The first thing you need is to obtain your 5V source. Solder in the uA7805 regulator. It will share a common ground with your 12V source. I had my 12V source also connected to the jacks for my 2 receivers and also had a voltage monitor I bought from DPCAV
. This way I could monitor my entire system and power it from a single battery. I also connected a cable to the 5V source to power my video glasses as well. To make it, I simply cut and old cell phone charger end and used that.
You should need to have a buffer in the circuit to reduce the impedance of the RSSI and disconnect it from the circuit when it changes state. For this I used a LM358 OpAmp. It is a dual unit chip and can be found for dirt cheap on Ebay. This can be powered from the 12V source or the 5V source. It doesnít matter. I chose the 5V.
Connect your RSSI wire from your module to either (+) terminals of the LM358. Connect the (-) to the output terminal with a jumper. This is a simple opamp buffer.
The voltage comparator:
(V2 uses the LM358 instead of the 393)
Despite having the same circuit description and denotation as a OpAmp, the LM393 is not really an OpAmp. It is more an impedance amplifier. Thus you need to provide power to itís output terminal through a resistor.
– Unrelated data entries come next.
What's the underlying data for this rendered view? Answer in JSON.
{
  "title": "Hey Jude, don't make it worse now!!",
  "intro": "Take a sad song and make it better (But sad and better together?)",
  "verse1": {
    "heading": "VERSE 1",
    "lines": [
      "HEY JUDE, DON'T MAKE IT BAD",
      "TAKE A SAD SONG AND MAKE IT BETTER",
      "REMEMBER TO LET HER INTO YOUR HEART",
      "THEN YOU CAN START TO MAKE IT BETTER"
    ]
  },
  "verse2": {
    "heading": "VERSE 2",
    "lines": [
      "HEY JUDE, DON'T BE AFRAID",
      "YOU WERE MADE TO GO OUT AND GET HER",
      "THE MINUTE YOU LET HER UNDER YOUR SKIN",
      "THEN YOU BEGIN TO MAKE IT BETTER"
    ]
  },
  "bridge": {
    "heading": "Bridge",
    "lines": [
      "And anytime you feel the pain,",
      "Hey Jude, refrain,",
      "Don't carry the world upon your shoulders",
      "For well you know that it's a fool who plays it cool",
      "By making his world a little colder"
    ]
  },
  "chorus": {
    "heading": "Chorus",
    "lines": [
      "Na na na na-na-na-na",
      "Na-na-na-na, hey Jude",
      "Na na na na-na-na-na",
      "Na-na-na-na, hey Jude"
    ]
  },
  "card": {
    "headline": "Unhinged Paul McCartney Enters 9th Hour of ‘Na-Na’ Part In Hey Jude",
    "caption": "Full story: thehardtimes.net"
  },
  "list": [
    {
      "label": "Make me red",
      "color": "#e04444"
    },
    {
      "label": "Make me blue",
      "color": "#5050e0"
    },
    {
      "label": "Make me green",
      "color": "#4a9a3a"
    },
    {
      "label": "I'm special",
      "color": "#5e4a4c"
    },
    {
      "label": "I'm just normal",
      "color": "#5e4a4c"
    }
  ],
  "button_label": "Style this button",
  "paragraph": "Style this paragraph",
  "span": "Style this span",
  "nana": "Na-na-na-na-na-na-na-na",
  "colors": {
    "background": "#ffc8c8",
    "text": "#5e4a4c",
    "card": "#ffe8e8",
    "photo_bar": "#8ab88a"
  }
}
The voltage comparator works by either making a conductive path for this resistance (effectively bringing the output to ground) or by giving high impedance (making the output the full 5V).
Connect the (V+) of the LM393 to your 5V source, and the ground should be connected to the (V-) or (GND) terminal of the LM393. Now connect a 2K resistor between the V+ terminal and the output of the LM393.
Connect the 10 K resistors to the (+) terminal of the LM393 and the other to the (-) terminal. Connect the other end to the output of each buffer. A capacitor should be placed from the (+) and (-) terminals of the LM393 to ground to allow some delay in channel selection. The smaller the capacitor, the shorter the delay. Instantaneous selection will likely cause frequent switching and therefore some delay is desired. Now install the potentiometer with the variable pin connected to the output of the LM393 and either of the other pins (but not both) to the (V+) terminal of the LM393.
Schematics are attached.
This is a bit more advanced, but offers more versatility.
The buffer now has a potentiometer before the RSSI's enter the LM358. This must be calibrated. The way to do this is to turn on both VRx units, but not your VTx. Adjust the potentiometers so that the RSSI readings are equal on the inputs of the LM358.
There is also a gain feature. This is the feedback resistor network (the 22 and 15K resistors). This gives better sensitivity at low signal strength. The 22K resistor can be replaced with a potentiometer for instances where you have two completely different modules in which the RSSI values scale differently. In the event that the RSSI values scale in different directions, you can reverse the input of either of the LM358 inputs and it will scale the opposite direction.
Version 2 no longer uses the LM393. It now uses 2 LM358 chips. This means it can now be run completely on a 12V source. No 5V regulator is needed.